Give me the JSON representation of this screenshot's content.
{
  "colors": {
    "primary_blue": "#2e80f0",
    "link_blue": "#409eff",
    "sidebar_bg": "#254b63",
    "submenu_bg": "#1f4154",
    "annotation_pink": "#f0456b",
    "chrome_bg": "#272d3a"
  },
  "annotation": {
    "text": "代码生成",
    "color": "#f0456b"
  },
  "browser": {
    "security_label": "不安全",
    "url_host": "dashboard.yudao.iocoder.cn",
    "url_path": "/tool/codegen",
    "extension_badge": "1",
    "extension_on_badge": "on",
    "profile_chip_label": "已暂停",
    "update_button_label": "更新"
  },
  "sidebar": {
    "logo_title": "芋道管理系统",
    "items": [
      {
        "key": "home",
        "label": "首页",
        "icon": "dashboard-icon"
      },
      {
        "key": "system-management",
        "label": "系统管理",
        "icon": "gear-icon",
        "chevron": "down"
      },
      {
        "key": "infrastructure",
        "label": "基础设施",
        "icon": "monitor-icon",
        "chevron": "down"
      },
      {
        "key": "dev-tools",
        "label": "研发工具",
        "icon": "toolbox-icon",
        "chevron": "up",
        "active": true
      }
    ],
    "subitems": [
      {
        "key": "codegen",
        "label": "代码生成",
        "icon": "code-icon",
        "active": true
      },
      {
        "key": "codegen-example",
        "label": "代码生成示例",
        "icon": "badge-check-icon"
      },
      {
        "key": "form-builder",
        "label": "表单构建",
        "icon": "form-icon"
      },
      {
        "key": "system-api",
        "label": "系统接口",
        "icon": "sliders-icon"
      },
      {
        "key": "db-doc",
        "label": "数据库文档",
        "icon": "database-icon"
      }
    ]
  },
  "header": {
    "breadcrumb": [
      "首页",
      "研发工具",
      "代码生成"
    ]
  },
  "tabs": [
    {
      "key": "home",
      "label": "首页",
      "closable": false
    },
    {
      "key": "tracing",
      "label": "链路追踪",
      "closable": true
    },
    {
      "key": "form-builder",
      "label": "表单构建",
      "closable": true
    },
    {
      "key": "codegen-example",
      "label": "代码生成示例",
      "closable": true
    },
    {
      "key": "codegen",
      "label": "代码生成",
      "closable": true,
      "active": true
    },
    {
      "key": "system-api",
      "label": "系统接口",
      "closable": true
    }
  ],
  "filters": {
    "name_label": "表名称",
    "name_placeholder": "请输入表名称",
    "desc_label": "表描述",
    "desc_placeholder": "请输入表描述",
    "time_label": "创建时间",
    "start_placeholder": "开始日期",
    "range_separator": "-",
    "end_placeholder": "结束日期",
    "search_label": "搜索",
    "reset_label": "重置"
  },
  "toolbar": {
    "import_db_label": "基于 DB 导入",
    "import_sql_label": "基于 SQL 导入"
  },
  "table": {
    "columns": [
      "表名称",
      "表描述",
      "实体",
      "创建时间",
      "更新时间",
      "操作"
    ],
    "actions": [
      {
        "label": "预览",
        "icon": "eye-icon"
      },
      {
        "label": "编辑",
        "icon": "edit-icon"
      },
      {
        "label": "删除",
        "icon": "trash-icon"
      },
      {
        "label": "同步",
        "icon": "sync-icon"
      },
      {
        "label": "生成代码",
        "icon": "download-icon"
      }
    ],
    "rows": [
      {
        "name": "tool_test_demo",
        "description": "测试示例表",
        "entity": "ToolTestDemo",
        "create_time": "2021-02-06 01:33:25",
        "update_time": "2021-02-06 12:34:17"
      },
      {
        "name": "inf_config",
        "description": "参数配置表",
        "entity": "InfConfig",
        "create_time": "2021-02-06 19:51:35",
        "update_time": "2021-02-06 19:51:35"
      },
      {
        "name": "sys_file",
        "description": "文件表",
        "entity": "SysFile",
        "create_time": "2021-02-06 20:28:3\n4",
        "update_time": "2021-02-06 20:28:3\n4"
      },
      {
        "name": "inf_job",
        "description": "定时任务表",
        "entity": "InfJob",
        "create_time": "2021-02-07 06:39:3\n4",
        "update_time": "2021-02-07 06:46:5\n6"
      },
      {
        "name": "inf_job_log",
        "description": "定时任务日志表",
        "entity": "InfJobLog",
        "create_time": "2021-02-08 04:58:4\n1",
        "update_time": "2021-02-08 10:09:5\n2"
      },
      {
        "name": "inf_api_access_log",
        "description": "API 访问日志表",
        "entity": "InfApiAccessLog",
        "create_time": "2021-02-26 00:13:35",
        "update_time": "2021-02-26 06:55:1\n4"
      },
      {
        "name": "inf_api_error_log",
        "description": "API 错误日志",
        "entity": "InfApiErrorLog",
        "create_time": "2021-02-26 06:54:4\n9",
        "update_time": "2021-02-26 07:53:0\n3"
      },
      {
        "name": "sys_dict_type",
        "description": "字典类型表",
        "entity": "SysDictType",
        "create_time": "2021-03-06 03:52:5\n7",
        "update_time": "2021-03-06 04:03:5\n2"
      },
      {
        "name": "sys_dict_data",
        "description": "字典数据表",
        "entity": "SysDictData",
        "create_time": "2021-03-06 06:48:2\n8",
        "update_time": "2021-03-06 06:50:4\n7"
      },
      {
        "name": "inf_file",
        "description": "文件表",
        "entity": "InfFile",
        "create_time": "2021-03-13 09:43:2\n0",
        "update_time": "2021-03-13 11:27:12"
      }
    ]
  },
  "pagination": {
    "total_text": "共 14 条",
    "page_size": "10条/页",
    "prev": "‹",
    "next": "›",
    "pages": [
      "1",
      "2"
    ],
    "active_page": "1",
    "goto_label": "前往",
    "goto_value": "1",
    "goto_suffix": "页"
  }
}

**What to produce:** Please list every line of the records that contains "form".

**Problem solution:**
        "key": "form-builder",
        "icon": "form-icon"
      "key": "form-builder",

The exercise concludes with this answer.